In recent decades, Atlantic salmon (Salmo salar) numbers have been declining due to many pressures such as pollution, acidification and barriers to migration. Therefore, in 2016 the Scottish Government implemented Conservation Limits with the aim of conserving and protecting Atlantic salmon. Conservation limits are calculated by a model which takes into account several different factors, such as age of salmon returning to spawn, proportion of salmon which are female and number of eggs required in the river. However, two factors, in the model, which are very important are; rod catch returns and the wetted area in each river available to salmon. Using yearly rod catch returns for each river, the model is run and assigns each river a category between 1 and 3. Category 1 needs no additional management, Category 2 must reduce exploitation rates and Category 3 is mandatory catch and release. Conservation limits are an important tool for effective management of Atlantic salmon but it is complicated and difficult to design a conservation limits model suitable for every river in Scotland due to river differences in salmon characteristics, such as spawning time.
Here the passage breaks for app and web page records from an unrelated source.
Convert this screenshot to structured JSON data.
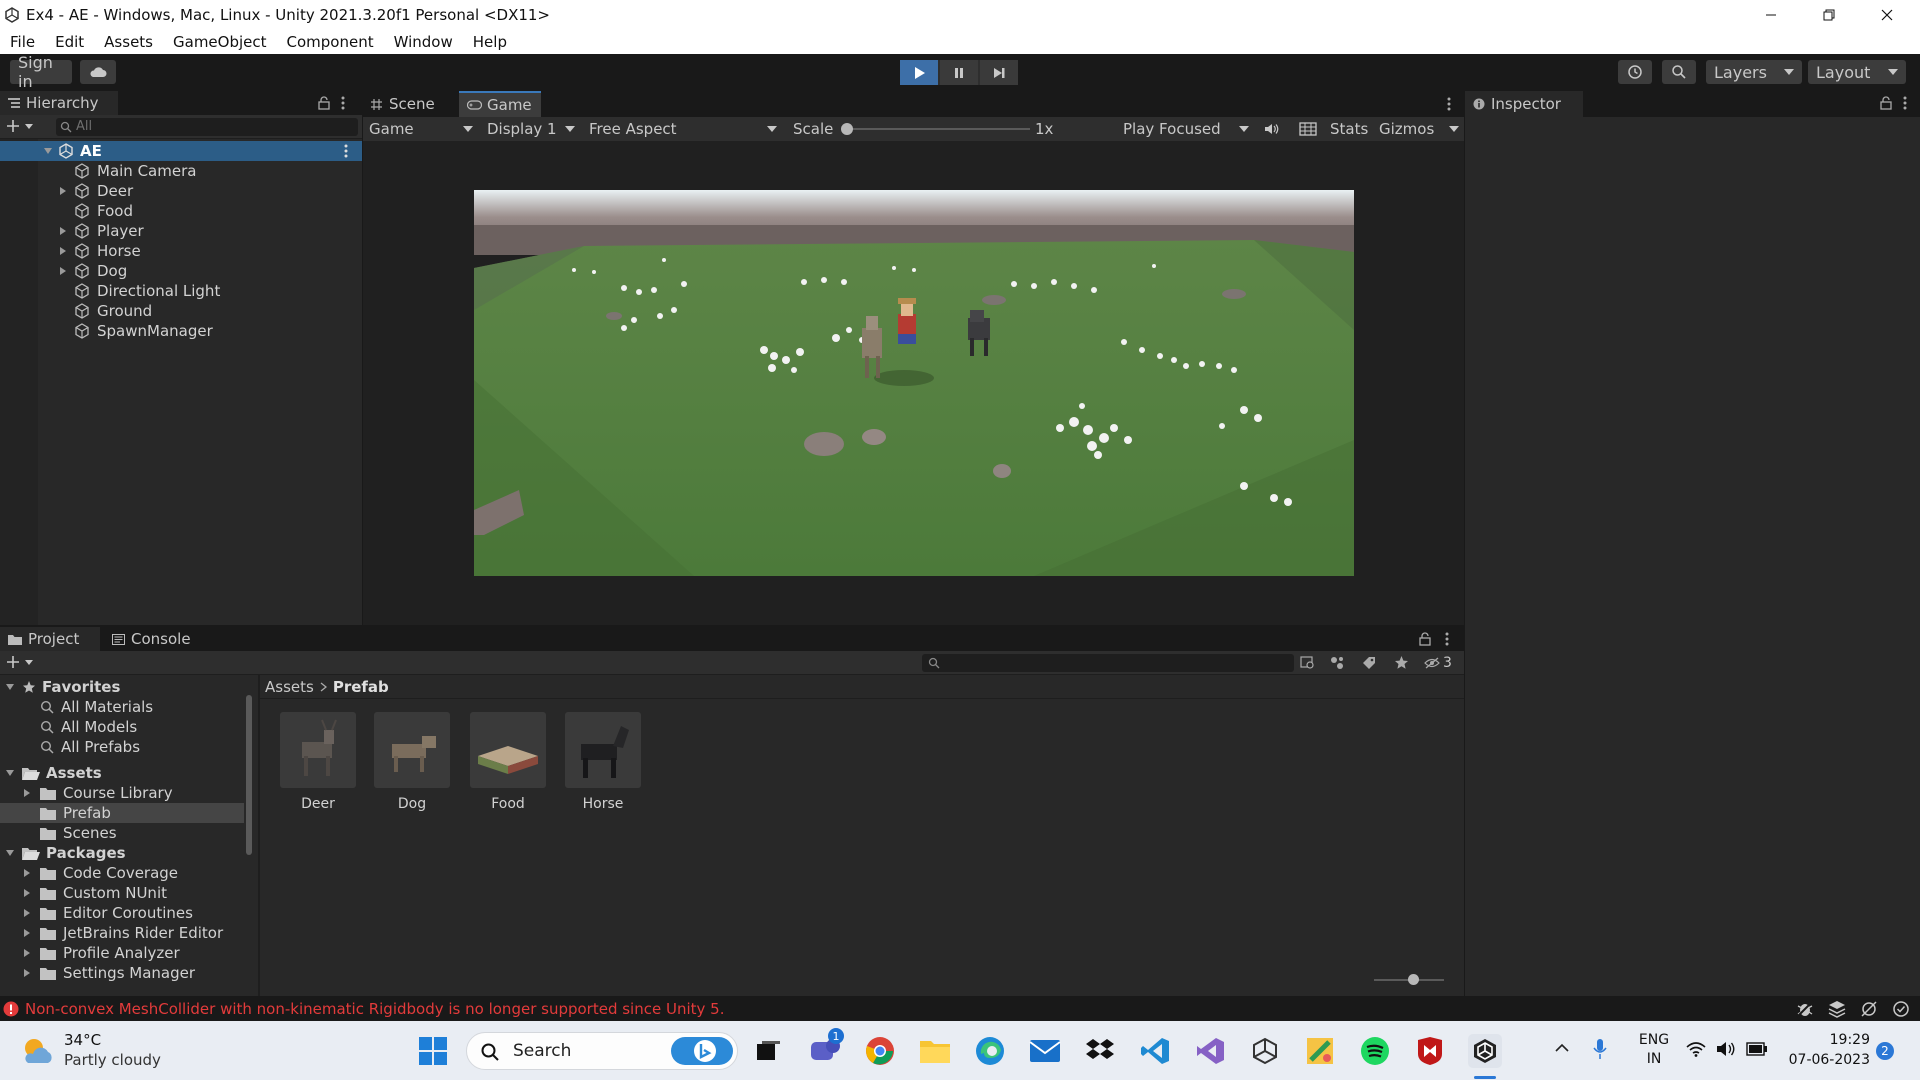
{
  "window": {
    "title": "Ex4 - AE - Windows, Mac, Linux - Unity 2021.3.20f1 Personal <DX11>"
  },
  "menu": [
    "File",
    "Edit",
    "Assets",
    "GameObject",
    "Component",
    "Window",
    "Help"
  ],
  "toolbar": {
    "sign_in": "Sign in",
    "layers": "Layers",
    "layout": "Layout"
  },
  "hierarchy": {
    "tab": "Hierarchy",
    "search_placeholder": "All",
    "root": "AE",
    "items": [
      {
        "label": "Main Camera",
        "expandable": false
      },
      {
        "label": "Deer",
        "expandable": true
      },
      {
        "label": "Food",
        "expandable": false
      },
      {
        "label": "Player",
        "expandable": true
      },
      {
        "label": "Horse",
        "expandable": true
      },
      {
        "label": "Dog",
        "expandable": true
      },
      {
        "label": "Directional Light",
        "expandable": false
      },
      {
        "label": "Ground",
        "expandable": false
      },
      {
        "label": "SpawnManager",
        "expandable": false
      }
    ]
  },
  "center_tabs": {
    "scene": "Scene",
    "game": "Game"
  },
  "game_bar": {
    "view": "Game",
    "display": "Display 1",
    "aspect": "Free Aspect",
    "scale_label": "Scale",
    "scale_value": "1x",
    "play_mode": "Play Focused",
    "stats": "Stats",
    "gizmos": "Gizmos"
  },
  "inspector": {
    "tab": "Inspector"
  },
  "project": {
    "tab_project": "Project",
    "tab_console": "Console",
    "hidden_count": "3",
    "favorites": {
      "label": "Favorites",
      "items": [
        "All Materials",
        "All Models",
        "All Prefabs"
      ]
    },
    "assets": {
      "label": "Assets",
      "items": [
        {
          "label": "Course Library",
          "expandable": true,
          "selected": false
        },
        {
          "label": "Prefab",
          "expandable": false,
          "selected": true
        },
        {
          "label": "Scenes",
          "expandable": false,
          "selected": false
        }
      ]
    },
    "packages": {
      "label": "Packages",
      "items": [
        "Code Coverage",
        "Custom NUnit",
        "Editor Coroutines",
        "JetBrains Rider Editor",
        "Profile Analyzer",
        "Settings Manager"
      ]
    },
    "breadcrumb": [
      "Assets",
      "Prefab"
    ],
    "prefabs": [
      "Deer",
      "Dog",
      "Food",
      "Horse"
    ]
  },
  "status": {
    "message": "Non-convex MeshCollider with non-kinematic Rigidbody is no longer supported since Unity 5."
  },
  "taskbar": {
    "weather_temp": "34°C",
    "weather_desc": "Partly cloudy",
    "search": "Search",
    "chat_badge": "1",
    "lang_top": "ENG",
    "lang_bottom": "IN",
    "time": "19:29",
    "date": "07-06-2023",
    "notif_count": "2"
  },
  "colors": {
    "accent": "#3a79bb",
    "error": "#e33b3b"
  }
}
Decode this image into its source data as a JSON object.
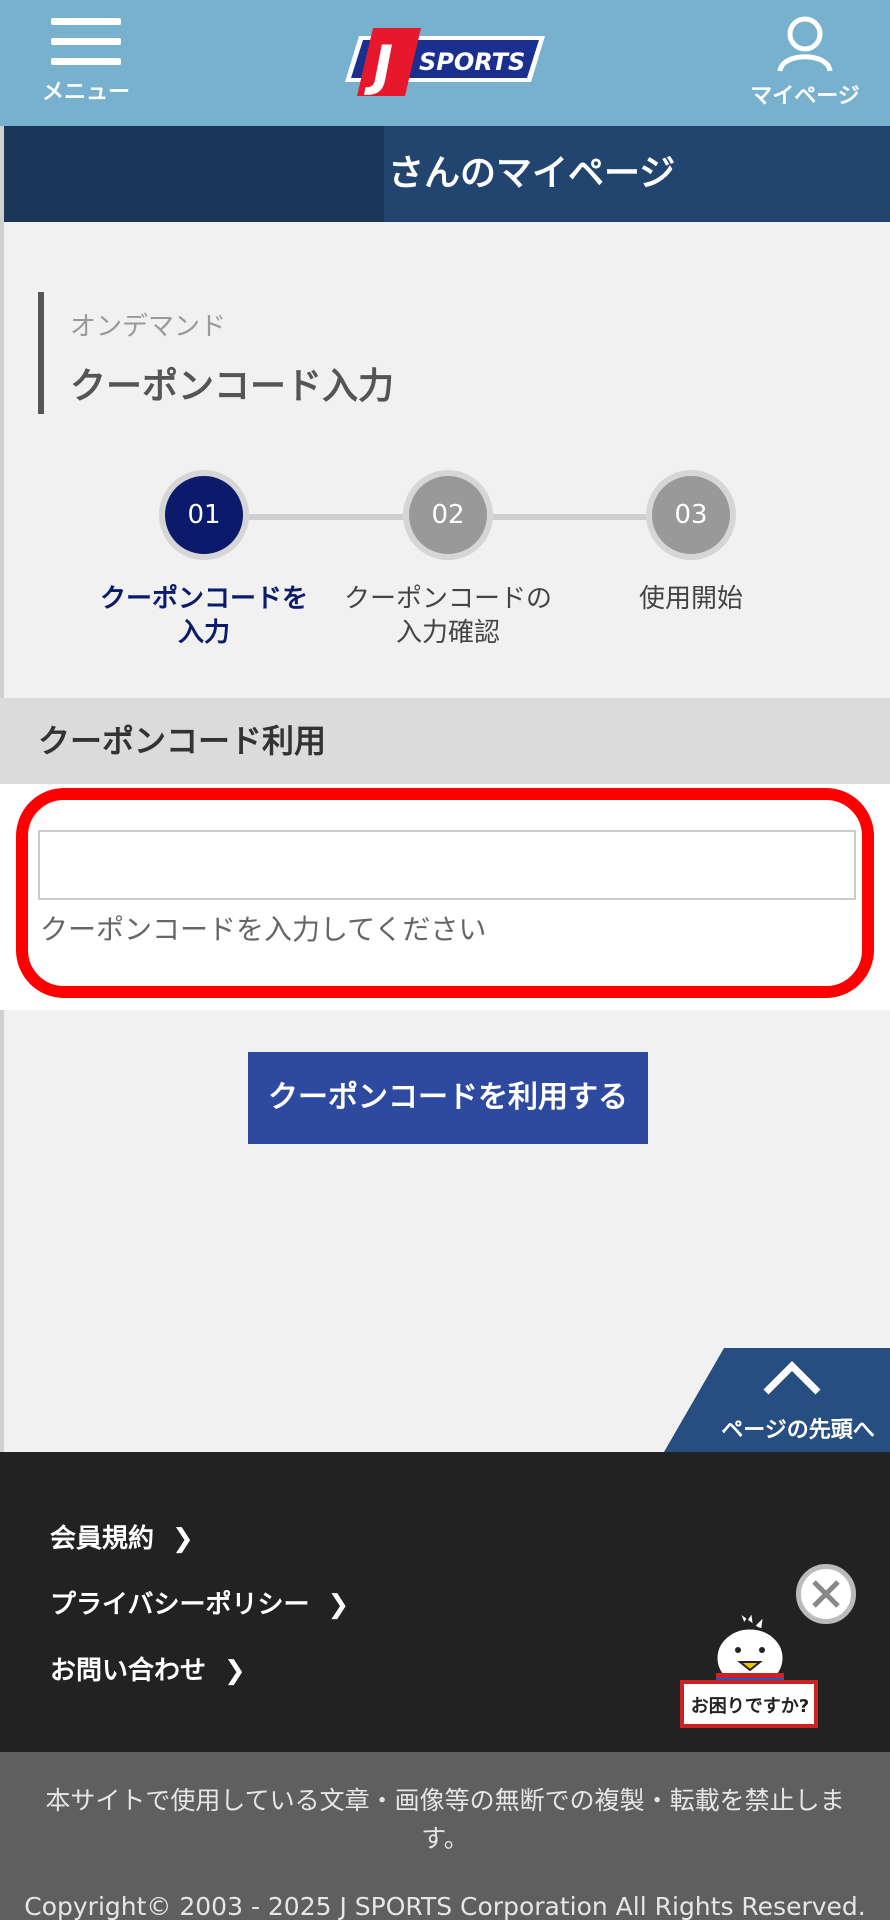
{
  "header": {
    "menu_label": "メニュー",
    "logo_text": "SPORTS",
    "logo_letter": "J",
    "mypage_label": "マイページ",
    "page_title": "さんのマイページ"
  },
  "heading": {
    "category": "オンデマンド",
    "title": "クーポンコード入力"
  },
  "steps": [
    {
      "num": "01",
      "label_line1": "クーポンコードを",
      "label_line2": "入力",
      "active": true
    },
    {
      "num": "02",
      "label_line1": "クーポンコードの",
      "label_line2": "入力確認",
      "active": false
    },
    {
      "num": "03",
      "label_line1": "使用開始",
      "label_line2": "",
      "active": false
    }
  ],
  "coupon": {
    "section_title": "クーポンコード利用",
    "input_value": "",
    "hint": "クーポンコードを入力してください",
    "submit_label": "クーポンコードを利用する"
  },
  "page_top_label": "ページの先頭へ",
  "footer": {
    "links": [
      "会員規約",
      "プライバシーポリシー",
      "お問い合わせ"
    ],
    "help_label": "お困りですか?",
    "notice": "本サイトで使用している文章・画像等の無断での複製・転載を禁止します。",
    "copyright": "Copyright© 2003 - 2025 J SPORTS Corporation All Rights Reserved."
  },
  "colors": {
    "header_bg": "#77b1cd",
    "title_bar": "#22456f",
    "active_step": "#0c1a6b",
    "button": "#2d4aa0",
    "highlight": "#ff0000",
    "footer_bg": "#222222"
  }
}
In winter 2017, GFT begun a project which aims to increase our understanding of key aspects of local salmon populations and fisheries in the rivers Bladnoch and Water of Luce. This information could be used to improve the accuracy of assignment in Galloway.
Therefore, the aim of this study is to:
* Collect accurate data on salmon characteristics: Age of smolting, age of return, weight and sex from salmon entering the river throughout the angling season.
* Calculate what percentage of the total salmon population (exploitation rate) is caught by anglers.
* Collect information on angling effort i.e. total fishing time of anglers on each river/beat.
Disappointingly the dry hot summer in 2018 resulted in only low numbers of salmon being netted and tagged. Useful data has been collected from these fish and the data has been discussed with Marine Scotland regarding how to improve local conservation limits.
GFT would like to thank the anglers on the Luce and Bladnoch who recorded their angling effort and submitted the information to us during 2018. From 2019 onwards Marine Scotland requires salmon angling effort to be recorded on all Scottish rivers and submitted with the catch returns for all beats. The work completed in this study will be useful to help compile methods to ease the collection of the angling effort data as valuable lessons have been learnt regarding what does and what does not work!
This project was funded by the European Maritime and Fisheries Fund (EMFF) and The Scottish Government.
The long awaited Sparling Bridge successfully opened on Saturday 30th November. Crowds gathered either side of the bridge on the sunny afternoon to celebrate the grand opening of the new pedestrian and cycle bridge connecting the communities of Minnigaff and Newton Stewart.
The Galloway Fisheries Trust is working with Natural England to produce a detailed Smelt Restoration Management Plan for the inner Solway Firth, to be the framework for European smelt (sparling) recovery in designated Marine Conservation Zones (MCZs) around England and Wales.